◆ **Work to complete**
Your task is to repeat each record verbatim, exactly as it was written.

Element data from apps and pages
========================

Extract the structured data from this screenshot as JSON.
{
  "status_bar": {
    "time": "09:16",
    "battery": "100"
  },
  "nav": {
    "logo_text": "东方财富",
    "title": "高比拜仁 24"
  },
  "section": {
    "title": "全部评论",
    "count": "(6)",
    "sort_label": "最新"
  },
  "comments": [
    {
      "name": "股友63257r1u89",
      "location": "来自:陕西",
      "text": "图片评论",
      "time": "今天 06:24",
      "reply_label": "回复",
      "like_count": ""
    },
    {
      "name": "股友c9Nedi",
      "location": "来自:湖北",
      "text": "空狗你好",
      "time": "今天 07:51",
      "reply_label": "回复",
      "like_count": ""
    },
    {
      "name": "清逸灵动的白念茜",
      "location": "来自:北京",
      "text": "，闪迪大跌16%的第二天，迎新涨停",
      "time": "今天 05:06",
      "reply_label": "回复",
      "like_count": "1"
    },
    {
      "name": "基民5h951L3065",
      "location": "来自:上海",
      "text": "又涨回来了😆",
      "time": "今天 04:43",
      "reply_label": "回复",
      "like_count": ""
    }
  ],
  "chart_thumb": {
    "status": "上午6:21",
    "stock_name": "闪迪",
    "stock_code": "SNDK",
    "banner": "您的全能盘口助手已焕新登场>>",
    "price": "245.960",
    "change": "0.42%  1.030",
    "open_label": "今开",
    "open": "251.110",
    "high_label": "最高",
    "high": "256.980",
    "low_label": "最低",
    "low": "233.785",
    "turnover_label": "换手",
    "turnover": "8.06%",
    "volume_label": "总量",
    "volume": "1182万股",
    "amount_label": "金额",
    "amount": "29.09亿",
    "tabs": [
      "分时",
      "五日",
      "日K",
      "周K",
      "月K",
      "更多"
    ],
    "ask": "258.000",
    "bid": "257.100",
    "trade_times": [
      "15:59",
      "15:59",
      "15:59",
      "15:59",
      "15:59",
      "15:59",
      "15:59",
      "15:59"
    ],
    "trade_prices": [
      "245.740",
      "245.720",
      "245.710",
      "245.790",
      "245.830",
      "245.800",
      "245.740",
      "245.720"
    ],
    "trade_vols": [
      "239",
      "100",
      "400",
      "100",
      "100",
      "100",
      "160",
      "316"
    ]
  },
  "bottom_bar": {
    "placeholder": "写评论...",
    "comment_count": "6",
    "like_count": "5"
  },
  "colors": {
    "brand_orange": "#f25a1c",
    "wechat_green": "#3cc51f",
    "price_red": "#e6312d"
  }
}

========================

◆ **Reply to the task**
Extract the structured data from this screenshot as JSON.
{
  "status_bar": {
    "time": "09:16",
    "battery": "100"
  },
  "nav": {
    "logo_text": "东方财富",
    "title": "高比拜仁 24"
  },
  "section": {
    "title": "全部评论",
    "count": "(6)",
    "sort_label": "最新"
  },
  "comments": [
    {
      "name": "股友63257r1u89",
      "location": "来自:陕西",
      "text": "图片评论",
      "time": "今天 06:24",
      "reply_label": "回复",
      "like_count": ""
    },
    {
      "name": "股友c9Nedi",
      "location": "来自:湖北",
      "text": "空狗你好",
      "time": "今天 07:51",
      "reply_label": "回复",
      "like_count": ""
    },
    {
      "name": "清逸灵动的白念茜",
      "location": "来自:北京",
      "text": "，闪迪大跌16%的第二天，迎新涨停",
      "time": "今天 05:06",
      "reply_label": "回复",
      "like_count": "1"
    },
    {
      "name": "基民5h951L3065",
      "location": "来自:上海",
      "text": "又涨回来了😆",
      "time": "今天 04:43",
      "reply_label": "回复",
      "like_count": ""
    }
  ],
  "chart_thumb": {
    "status": "上午6:21",
    "stock_name": "闪迪",
    "stock_code": "SNDK",
    "banner": "您的全能盘口助手已焕新登场>>",
    "price": "245.960",
    "change": "0.42%  1.030",
    "open_label": "今开",
    "open": "251.110",
    "high_label": "最高",
    "high": "256.980",
    "low_label": "最低",
    "low": "233.785",
    "turnover_label": "换手",
    "turnover": "8.06%",
    "volume_label": "总量",
    "volume": "1182万股",
    "amount_label": "金额",
    "amount": "29.09亿",
    "tabs": [
      "分时",
      "五日",
      "日K",
      "周K",
      "月K",
      "更多"
    ],
    "ask": "258.000",
    "bid": "257.100",
    "trade_times": [
      "15:59",
      "15:59",
      "15:59",
      "15:59",
      "15:59",
      "15:59",
      "15:59",
      "15:59"
    ],
    "trade_prices": [
      "245.740",
      "245.720",
      "245.710",
      "245.790",
      "245.830",
      "245.800",
      "245.740",
      "245.720"
    ],
    "trade_vols": [
      "239",
      "100",
      "400",
      "100",
      "100",
      "100",
      "160",
      "316"
    ]
  },
  "bottom_bar": {
    "placeholder": "写评论...",
    "comment_count": "6",
    "like_count": "5"
  },
  "colors": {
    "brand_orange": "#f25a1c",
    "wechat_green": "#3cc51f",
    "price_red": "#e6312d"
  }
}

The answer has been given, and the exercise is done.